It's understandable why Bayfront has spent two years exploring its options. Stand-alone nonprofit hospitals are becoming a rare breed, and Bayfront's operating profit was less than 1 percent last year. Whether the timing is right given the coming changes through the Affordable Care Act and whether HMA is the right fit is not as clear.

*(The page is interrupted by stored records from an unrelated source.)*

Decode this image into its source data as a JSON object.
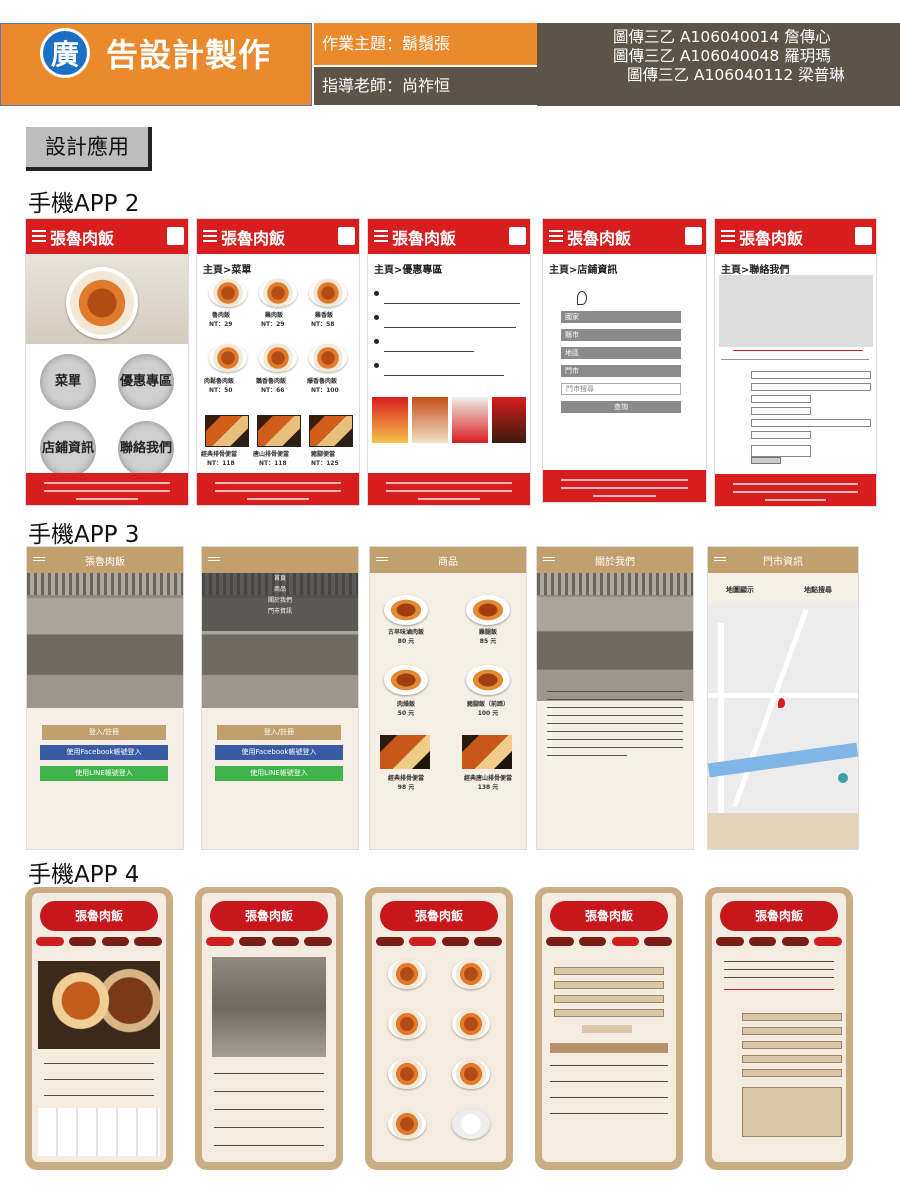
{
  "header": {
    "logo_char": "廣",
    "logo_rest": "告設計製作",
    "theme": "作業主題：鬍鬚張",
    "teacher": "指導老師：尚祚恒",
    "members": [
      "圖傳三乙 A106040014 詹傳心",
      "圖傳三乙 A106040048 羅玥瑪",
      "圖傳三乙 A106040112 梁普琳"
    ]
  },
  "section": "設計應用",
  "rows": {
    "app2": "手機APP 2",
    "app3": "手機APP 3",
    "app4": "手機APP 4"
  },
  "app2": {
    "brand": "張魯肉飯",
    "circles": [
      "菜單",
      "優惠專區",
      "店鋪資訊",
      "聯絡我們"
    ],
    "crumb_menu": "主頁>菜單",
    "crumb_promo": "主頁>優惠專區",
    "crumb_store": "主頁>店鋪資訊",
    "crumb_contact": "主頁>聯絡我們",
    "menu_items": [
      {
        "name": "魯肉飯",
        "price": "NT：29"
      },
      {
        "name": "雞肉飯",
        "price": "NT：29"
      },
      {
        "name": "雞香飯",
        "price": "NT：58"
      },
      {
        "name": "肉鬆魯肉飯",
        "price": "NT：50"
      },
      {
        "name": "鵝香魯肉飯",
        "price": "NT：66"
      },
      {
        "name": "爆香魯肉飯",
        "price": "NT：100"
      },
      {
        "name": "經典排骨便當",
        "price": "NT：118"
      },
      {
        "name": "唐山排骨便當",
        "price": "NT：118"
      },
      {
        "name": "豬腳便當",
        "price": "NT：125"
      }
    ],
    "store_fields": [
      "國家",
      "縣市",
      "地區",
      "門市",
      "門市搜尋"
    ],
    "store_btn": "查詢"
  },
  "app3": {
    "titles": [
      "張魯肉飯",
      "",
      "商品",
      "關於我們",
      "門市資訊"
    ],
    "login": "登入/註冊",
    "fb": "使用Facebook帳號登入",
    "line": "使用LINE帳號登入",
    "menu": [
      "首頁",
      "商品",
      "關於我們",
      "門市資訊"
    ],
    "products": [
      {
        "name": "古早味滷肉飯",
        "price": "80 元"
      },
      {
        "name": "雞腿飯",
        "price": "85 元"
      },
      {
        "name": "肉燥飯",
        "price": "50 元"
      },
      {
        "name": "豬腳飯（前蹄）",
        "price": "100 元"
      },
      {
        "name": "經典排骨便當",
        "price": "98 元"
      },
      {
        "name": "經典唐山排骨便當",
        "price": "138 元"
      }
    ],
    "map_tabs": [
      "地圖顯示",
      "地點搜尋"
    ]
  },
  "app4": {
    "brand": "張魯肉飯"
  }
}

Bayfront CEO and president Sue Brody said Monday that HMA has been forthcoming about the allegations and the federal investigation. Bayfront officials will continue to ask questions and perform due diligence, but they said they see no reason to stop the deal. While Bayfront would become a for-profit hospital, an eight-member board would be divided evenly between HMA and a new Bayfront not-for-profit. Bayfront's current policy toward treating the poor and uninsured would be written into the purchase agreement. That's all good, but ultimately the for-profit chain with the 80 percent ownership stake will have the final say at an institution that has been locally controlled for more than a century.
Bayfront Medical Center is one of St. Petersburg's most precious assets. It employs 2,500 and provided $35 million in uncompensated charity care last year. Before signing off on any new ownership structure, Bayfront officials and the city should seek more answers about how HMA does business.